[[ Task data, beginning ]]
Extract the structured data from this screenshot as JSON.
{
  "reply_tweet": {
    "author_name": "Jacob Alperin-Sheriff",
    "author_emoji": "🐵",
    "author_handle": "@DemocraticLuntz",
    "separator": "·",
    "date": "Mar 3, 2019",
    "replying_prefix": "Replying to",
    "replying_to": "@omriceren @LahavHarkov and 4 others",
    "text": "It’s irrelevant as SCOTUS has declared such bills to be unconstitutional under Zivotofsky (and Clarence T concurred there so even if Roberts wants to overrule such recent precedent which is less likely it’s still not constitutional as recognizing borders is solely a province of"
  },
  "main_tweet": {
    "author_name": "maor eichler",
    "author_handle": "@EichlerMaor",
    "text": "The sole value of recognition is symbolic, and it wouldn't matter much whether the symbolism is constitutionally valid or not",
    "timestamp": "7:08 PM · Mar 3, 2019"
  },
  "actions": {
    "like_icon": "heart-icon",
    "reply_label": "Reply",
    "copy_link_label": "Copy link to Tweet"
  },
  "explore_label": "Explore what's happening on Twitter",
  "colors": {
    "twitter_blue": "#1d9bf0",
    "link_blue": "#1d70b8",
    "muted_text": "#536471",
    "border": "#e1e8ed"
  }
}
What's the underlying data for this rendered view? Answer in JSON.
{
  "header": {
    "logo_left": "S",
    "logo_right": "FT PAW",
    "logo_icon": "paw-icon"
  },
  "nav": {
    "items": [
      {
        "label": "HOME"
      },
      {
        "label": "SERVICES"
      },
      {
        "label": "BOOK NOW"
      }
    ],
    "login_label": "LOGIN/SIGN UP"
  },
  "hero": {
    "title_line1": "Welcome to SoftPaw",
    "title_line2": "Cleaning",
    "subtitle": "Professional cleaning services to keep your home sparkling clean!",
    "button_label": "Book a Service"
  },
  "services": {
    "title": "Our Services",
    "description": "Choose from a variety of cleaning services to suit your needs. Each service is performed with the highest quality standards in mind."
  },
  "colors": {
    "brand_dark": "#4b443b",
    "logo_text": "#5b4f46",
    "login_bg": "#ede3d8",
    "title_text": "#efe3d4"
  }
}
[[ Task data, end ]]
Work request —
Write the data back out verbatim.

Result of this exercise —
Extract the structured data from this screenshot as JSON.
{
  "reply_tweet": {
    "author_name": "Jacob Alperin-Sheriff",
    "author_emoji": "🐵",
    "author_handle": "@DemocraticLuntz",
    "separator": "·",
    "date": "Mar 3, 2019",
    "replying_prefix": "Replying to",
    "replying_to": "@omriceren @LahavHarkov and 4 others",
    "text": "It’s irrelevant as SCOTUS has declared such bills to be unconstitutional under Zivotofsky (and Clarence T concurred there so even if Roberts wants to overrule such recent precedent which is less likely it’s still not constitutional as recognizing borders is solely a province of"
  },
  "main_tweet": {
    "author_name": "maor eichler",
    "author_handle": "@EichlerMaor",
    "text": "The sole value of recognition is symbolic, and it wouldn't matter much whether the symbolism is constitutionally valid or not",
    "timestamp": "7:08 PM · Mar 3, 2019"
  },
  "actions": {
    "like_icon": "heart-icon",
    "reply_label": "Reply",
    "copy_link_label": "Copy link to Tweet"
  },
  "explore_label": "Explore what's happening on Twitter",
  "colors": {
    "twitter_blue": "#1d9bf0",
    "link_blue": "#1d70b8",
    "muted_text": "#536471",
    "border": "#e1e8ed"
  }
}
What's the underlying data for this rendered view? Answer in JSON.
{
  "header": {
    "logo_left": "S",
    "logo_right": "FT PAW",
    "logo_icon": "paw-icon"
  },
  "nav": {
    "items": [
      {
        "label": "HOME"
      },
      {
        "label": "SERVICES"
      },
      {
        "label": "BOOK NOW"
      }
    ],
    "login_label": "LOGIN/SIGN UP"
  },
  "hero": {
    "title_line1": "Welcome to SoftPaw",
    "title_line2": "Cleaning",
    "subtitle": "Professional cleaning services to keep your home sparkling clean!",
    "button_label": "Book a Service"
  },
  "services": {
    "title": "Our Services",
    "description": "Choose from a variety of cleaning services to suit your needs. Each service is performed with the highest quality standards in mind."
  },
  "colors": {
    "brand_dark": "#4b443b",
    "logo_text": "#5b4f46",
    "login_bg": "#ede3d8",
    "title_text": "#efe3d4"
  }
}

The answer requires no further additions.